Barry Gibb at the Hollywood Bowl – June 4, 2014
A preamble to this highly biased Barry Gibb concert review: I love all things Bee Gees. I love the early stuff. I love the disco years. I love Robin’s quavering tremolo. I love Andy Gibb. I love Barry’s shiny jacket in the video for Stayin’ Alive. I love that Maurice’s name is pronounced “Morris.” I love it ALL. So the chances of me disliking Barry Gibb’s first ever solo tour were fairly slim.
You’re never going to believe this, but I loved it! The show was entitled Mythology and dove right in with some vintage Brothers Gibb video footage before Barry even hit the stage. Barry entered to an unmistakable beat and started up with a trifecta of Jive Talkin’, You Should be Dancing and Lonely Days.

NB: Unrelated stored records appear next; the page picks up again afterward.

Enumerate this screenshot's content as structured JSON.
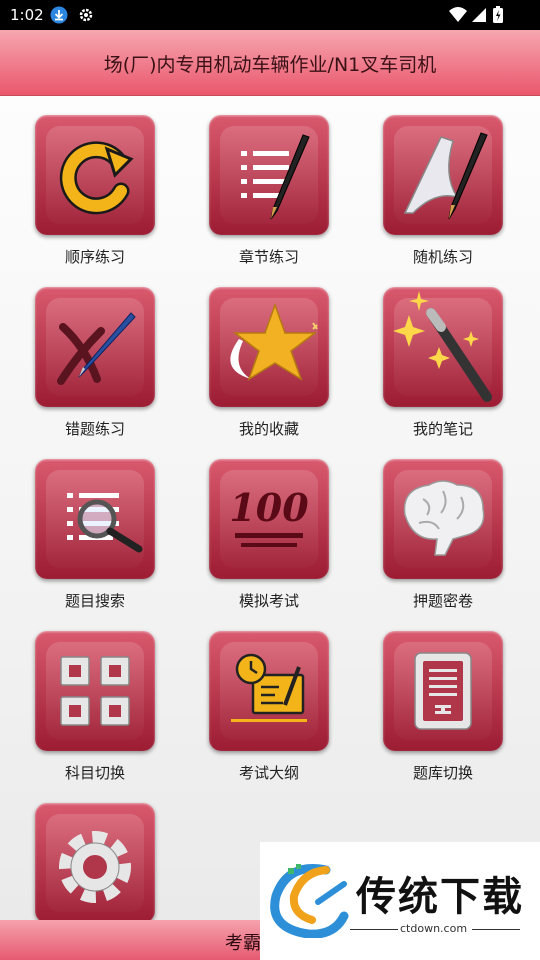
{
  "status_bar": {
    "time": "1:02",
    "icons": [
      "download-icon",
      "gear-icon",
      "wifi-icon",
      "signal-icon",
      "battery-icon"
    ]
  },
  "header": {
    "title": "场(厂)内专用机动车辆作业/N1叉车司机"
  },
  "menu": [
    {
      "label": "顺序练习",
      "icon": "circular-arrow-icon"
    },
    {
      "label": "章节练习",
      "icon": "list-pen-icon"
    },
    {
      "label": "随机练习",
      "icon": "random-pen-icon"
    },
    {
      "label": "错题练习",
      "icon": "cross-pen-icon"
    },
    {
      "label": "我的收藏",
      "icon": "star-icon"
    },
    {
      "label": "我的笔记",
      "icon": "magic-wand-icon"
    },
    {
      "label": "题目搜索",
      "icon": "list-search-icon"
    },
    {
      "label": "模拟考试",
      "icon": "score-100-icon"
    },
    {
      "label": "押题密卷",
      "icon": "brain-icon"
    },
    {
      "label": "科目切换",
      "icon": "grid-icon"
    },
    {
      "label": "考试大纲",
      "icon": "clock-document-icon"
    },
    {
      "label": "题库切换",
      "icon": "document-icon"
    },
    {
      "label": "",
      "icon": "gear-icon"
    }
  ],
  "bottom_bar": {
    "text": "考霸让考试"
  },
  "watermark": {
    "brand": "传统下载",
    "url": "ctdown.com"
  },
  "colors": {
    "header_top": "#f7a6b0",
    "header_bottom": "#e9576c",
    "tile_top": "#d9596d",
    "tile_bottom": "#9b1c33"
  }
}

This was theoretically the last stop of the Mythology tour, but Barry said it may continue in the fall of 2014. If that is the case, future concert-goers be warned: this is a very emotional show. You’re probably thinking, “Well, of course it’s an emotional show! He’s the last surviving brother. He’s touring by himself. I’m not an idiot!” First of all, I didn’t say you were an idiot. Second of all, you may think you are prepared for the emotion, but my friend you are not. Barry cries A LOT. He cries when you expect him to, like when he talks about his brothers. He cries at somewhat surprising times, like at the end of New York Mining Disaster. He cries when you least expect him to, like when he does a Bruce Springsteen cover. He sometimes gets overcome and they turn off the lights for a moment until he regains his composure. And you will be right there with him. I somehow held it together during the Andy tribute and when Barry sang How Can You Mend a Broken Heart with Maurice’s daughter. I did not hold it together when Robin unexpectedly popped on screen during I Started a Joke. Nor was I dry-eyed for the finale, the unexpectedly moving Immortality, a Bee Gees-penned hit for Celine Dion.

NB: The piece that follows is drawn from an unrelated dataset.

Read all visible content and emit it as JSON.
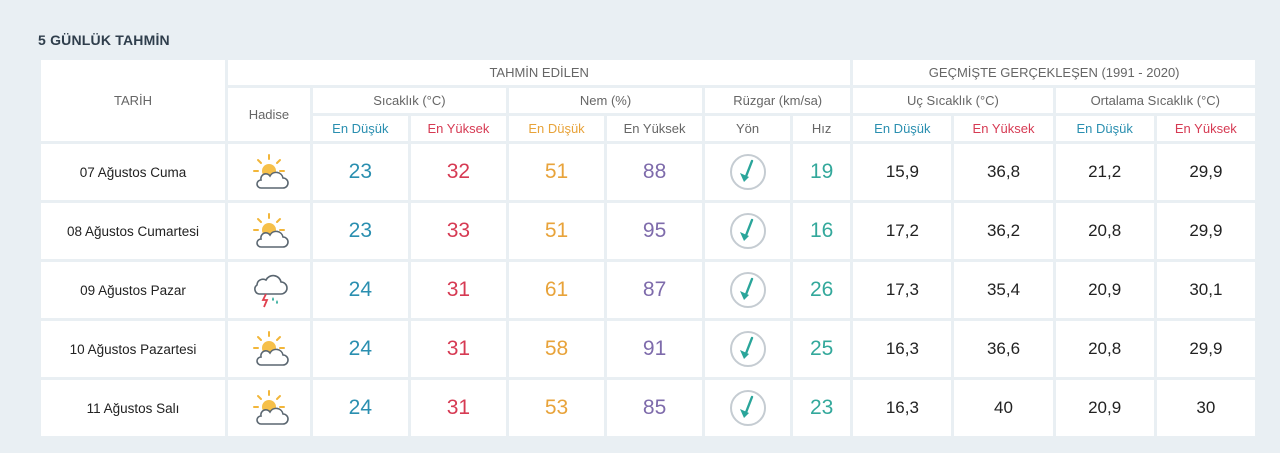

Immortality was not the only number Barry sang that was written for someone else. I was delighted to hear Islands in the Stream and Grease sung by Barry himself. A back up singer joined him for Islands and the duet Guilty, and then proceeded to sing a seemingly endless version of Woman in Love, which the Gibbs wrote for Barbra Streisand. I understand that Barry is 67 and not superhuman like Bruce Springsteen and needed a break. But my god, Woman in Love would not end.
Barry Gibb concert review random notes:
Barry’s son Steve plays guitar on this tour. He traded verses with his Dad on I’ve Gotta Get a Message to You, which was awesome because Steve is a tatted up badass with a deep scary voice and you could totally imagine him on death row.
Barry Gibb singing an Andy Gibb song sounds exactly like Andy Gibb singing an Andy Gibb song.
I was somehow unfamiliar with the song Morning of My Life, written by Barry in 1965. It is breathtaking.
Ladies, Barry still has the falsetto. The first time he hit it, I involuntarily exclaimed “Damn!” and several women around me shrieked uncontrollably. He may not look exactly like when I was a toddler and my mother pulled me aside, showed me the Saturday Night Fever album cover, pointed at Barry and instructionally said, “Now THAT is a good looking man!”* But he still brings the hotness.
I would love to hear from other Bee Gee fans. What did you love about the Hollywood Bowl show?
* This actually happened and is one of the first memories of my entire life.